_WORK INSTRUCTION_
Filtering the records below, copy only those lines that include the word "heading".

_AVAILABLE DATA_
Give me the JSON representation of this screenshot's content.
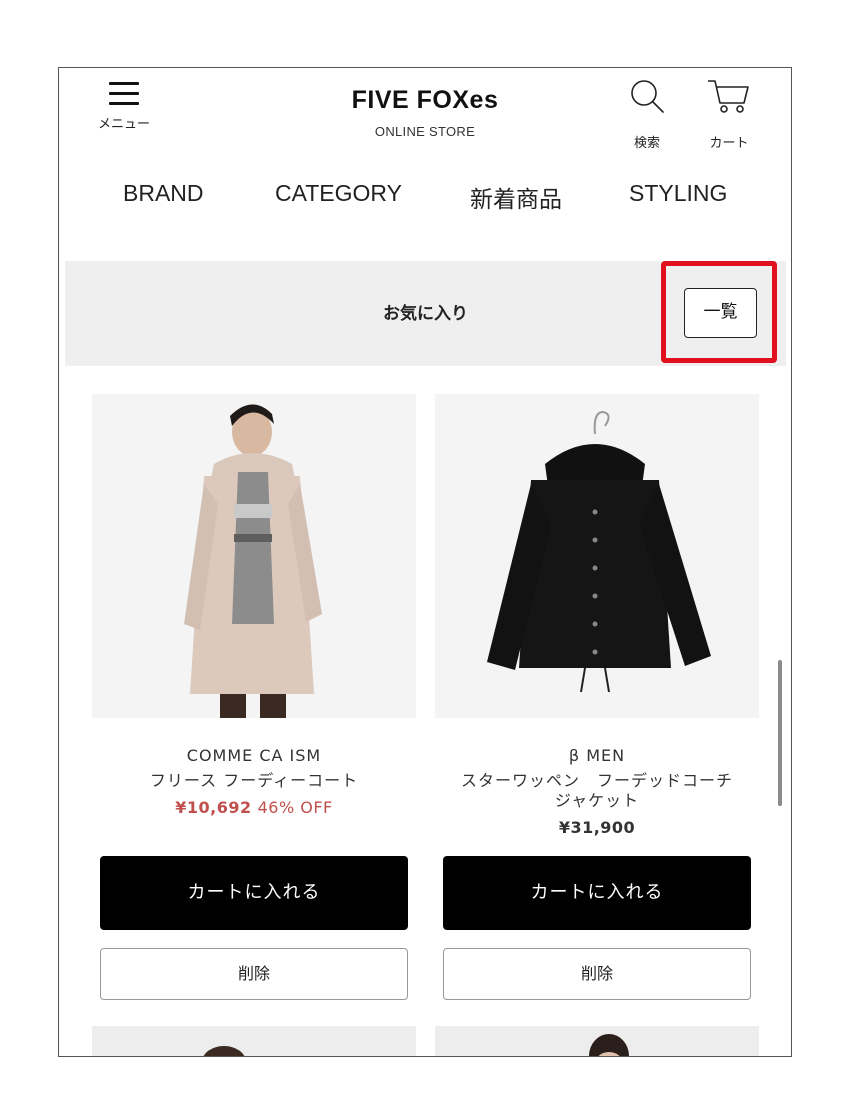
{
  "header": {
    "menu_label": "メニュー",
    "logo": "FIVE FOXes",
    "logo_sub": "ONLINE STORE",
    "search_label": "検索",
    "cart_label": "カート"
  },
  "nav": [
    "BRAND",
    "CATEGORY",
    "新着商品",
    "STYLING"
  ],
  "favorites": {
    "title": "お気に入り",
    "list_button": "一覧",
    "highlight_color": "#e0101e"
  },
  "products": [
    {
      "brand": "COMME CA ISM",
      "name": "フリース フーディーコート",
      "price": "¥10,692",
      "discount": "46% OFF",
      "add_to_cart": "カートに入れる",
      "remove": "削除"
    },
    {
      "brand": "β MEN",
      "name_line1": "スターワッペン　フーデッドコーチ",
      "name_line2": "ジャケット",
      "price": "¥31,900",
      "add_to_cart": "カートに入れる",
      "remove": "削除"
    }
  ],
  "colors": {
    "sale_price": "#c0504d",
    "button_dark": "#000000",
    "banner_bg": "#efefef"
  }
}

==

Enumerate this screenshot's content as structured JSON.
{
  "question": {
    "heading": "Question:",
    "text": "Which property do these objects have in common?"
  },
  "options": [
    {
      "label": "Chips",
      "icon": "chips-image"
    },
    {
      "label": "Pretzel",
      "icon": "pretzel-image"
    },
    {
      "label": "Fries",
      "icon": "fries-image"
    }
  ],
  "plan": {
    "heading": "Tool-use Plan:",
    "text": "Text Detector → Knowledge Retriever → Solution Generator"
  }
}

_ANSWER TO THIS EXERCISE_
    "heading": "Question:",
    "heading": "Tool-use Plan:",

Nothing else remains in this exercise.